Promises to Keep, by George Bernau

Nine stars

George Bernau delivers a powerful novel that addresses one of the great political conspiracies in U.S. History and explores it through the lens of alternate history, forcing the readers to ponder ‘what if?’ throughout. On November 22, 1963, US President John Trewlaney Cassidy is in Dallas as part of a pre-campaign swing and to address business leaders. After shots ring out, chaos ensues as it becomes clear that president has been shot in the head. Rushed to Parkland Hospital, President Cassidy is barely clinging to life, with half his head blown away and those around him covered in blood and brain matter. Doctors rush and the world waits for news, which is slow to come, exacerbated by the medical severity of the wounds and the notoriety of the patient. It is beyond grim and yet Mrs. Cassidy will not leave his side, while others hold vigil in the nearby chapel. Doctors work frantically to save the Leader of the Free World… and succeed in keeping him alive through the night. Thus begins a turn of the history wheel as Bernau weaves together a wonderful narrative where every turn begets a new unknown. While President Cassidy is clinging to life, Vice-President Ransom Gardner steps up and takes the reins of power, albeit temporarily, through a never before used presidential order to cover incapacitation. While Cassidy is unable to hold down the Office of President, Gardner takes the active role and works as best he can, alongside Attorney General and brother to POTUS, Tim Cassidy. The daily running of America waits for no man and so Gardner ‘reluctantly’ agrees to steer the ship. There is an election on the horizon, under a year away, and all eyes are on whether the elder Cassidy will be fit to run, or if Gardner ought to take the Demorats into this most auspicious battle against a group of eager Republicans, feeling they can strike at the opposition’s instability. While Washington heats up, FBI Special Agent Jim Sullivan cannot accept the single shooter premise that was presented to the world. He saw something close to a grassy knoll and is not prepared to let everything be swept under the rug. However, he is being stonewalled by his superiors and must chase down leads all on his own. This leads him to Mexico, New Orleans, and even some whispers of a Cuban connection. What Sullivan discovers is not only monumental, but could show that the failure in Dallas could spell a continued threat for all Cassidys. The deeper Sullivan digs, the more people die, leaving him to wonder if there is a major cover-up underway within the American Government. Over the next few years, Vietnam rears its ugly head and talk of Castro’s Cuba inundate political conversations in Washington, forcing the man in the Oval Office to make a major decision. Election Year 1968 is on the horizon and many are out for blood. A brilliant piece so full of twists and newly-forged history, Bernau leaves the reader wondering how much of those five years of the 1960s will be replicated in the book, and how much has been changed forever by the results of the assassination failure. Perfect for JFK buffs and history lovers alike, Bernau delivers a gem.

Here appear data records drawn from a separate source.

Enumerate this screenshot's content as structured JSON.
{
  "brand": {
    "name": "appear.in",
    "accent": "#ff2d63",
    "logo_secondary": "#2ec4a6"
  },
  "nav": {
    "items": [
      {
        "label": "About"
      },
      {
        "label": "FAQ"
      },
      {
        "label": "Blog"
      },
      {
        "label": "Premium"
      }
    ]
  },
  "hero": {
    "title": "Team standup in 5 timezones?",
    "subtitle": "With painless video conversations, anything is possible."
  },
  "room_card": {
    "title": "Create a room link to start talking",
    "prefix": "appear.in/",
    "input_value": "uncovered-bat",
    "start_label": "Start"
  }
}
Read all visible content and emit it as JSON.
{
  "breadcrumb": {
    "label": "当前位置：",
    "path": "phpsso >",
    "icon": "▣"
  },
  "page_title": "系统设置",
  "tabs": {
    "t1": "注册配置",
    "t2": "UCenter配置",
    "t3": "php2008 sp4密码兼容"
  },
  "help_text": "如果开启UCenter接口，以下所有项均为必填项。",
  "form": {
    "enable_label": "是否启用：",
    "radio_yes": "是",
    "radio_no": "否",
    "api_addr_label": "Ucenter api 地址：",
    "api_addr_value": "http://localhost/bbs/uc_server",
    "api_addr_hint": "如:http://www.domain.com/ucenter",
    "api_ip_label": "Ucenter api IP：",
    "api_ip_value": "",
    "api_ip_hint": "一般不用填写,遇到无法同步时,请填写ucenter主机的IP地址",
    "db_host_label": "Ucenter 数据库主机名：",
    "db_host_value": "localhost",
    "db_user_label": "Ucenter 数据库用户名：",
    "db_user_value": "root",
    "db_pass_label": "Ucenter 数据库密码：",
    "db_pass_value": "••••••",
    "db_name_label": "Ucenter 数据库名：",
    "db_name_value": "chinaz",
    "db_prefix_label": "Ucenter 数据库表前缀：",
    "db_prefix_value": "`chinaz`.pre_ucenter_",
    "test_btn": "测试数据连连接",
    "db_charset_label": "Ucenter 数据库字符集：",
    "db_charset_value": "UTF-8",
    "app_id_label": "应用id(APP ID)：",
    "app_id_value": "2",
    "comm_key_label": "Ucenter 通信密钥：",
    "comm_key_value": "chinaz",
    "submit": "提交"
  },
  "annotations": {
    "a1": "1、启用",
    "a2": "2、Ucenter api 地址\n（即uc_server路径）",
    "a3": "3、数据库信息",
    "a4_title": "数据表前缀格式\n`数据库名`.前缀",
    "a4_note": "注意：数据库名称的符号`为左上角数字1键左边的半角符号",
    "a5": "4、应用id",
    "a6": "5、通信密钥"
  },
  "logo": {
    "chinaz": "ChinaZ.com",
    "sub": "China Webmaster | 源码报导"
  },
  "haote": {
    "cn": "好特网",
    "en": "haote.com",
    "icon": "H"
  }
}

I have long been enthralled with the JFK assassination for as long as I can remember. Who did it? Why? What does the public not know? All this is slowly and methodically revealed in this powerful novel that allows Bernau to use the loose framework of what we all know and superimpose his own reality. The cast of characters is formidable, some of which are easily recognisable to the reader, though their altered names may force a brief scramble to recollect. The alternate history premise allows Bernau to weave an entirely new reality, which he does, while keeping a strong political flavour to the story. Of greatest interest to me was the development of the theory put forth by Jim Sullivan as to who planned and sought to execute the assassination, as well as how deep it went. Any reader who loves the Kennedy assassination conspiracy theories will be salivating as the story progresses and takes many turns, some of which make total sense, even based on the actual information on hand and available to the public. Even through the novel was published close to three decades ago, it still holds a massive gut punch that any curious and dedicated reader will love. I strongly recommend this book, which reads well, though can get bogged down in detail and numerous storylines.

Kudos, Mr. Bernau for such a sensational piece. I cannot believe I knew NOTHING about this book until I saw it online for a very reasonable price. I will surely be checking out some of your other alternate history books in the coming months.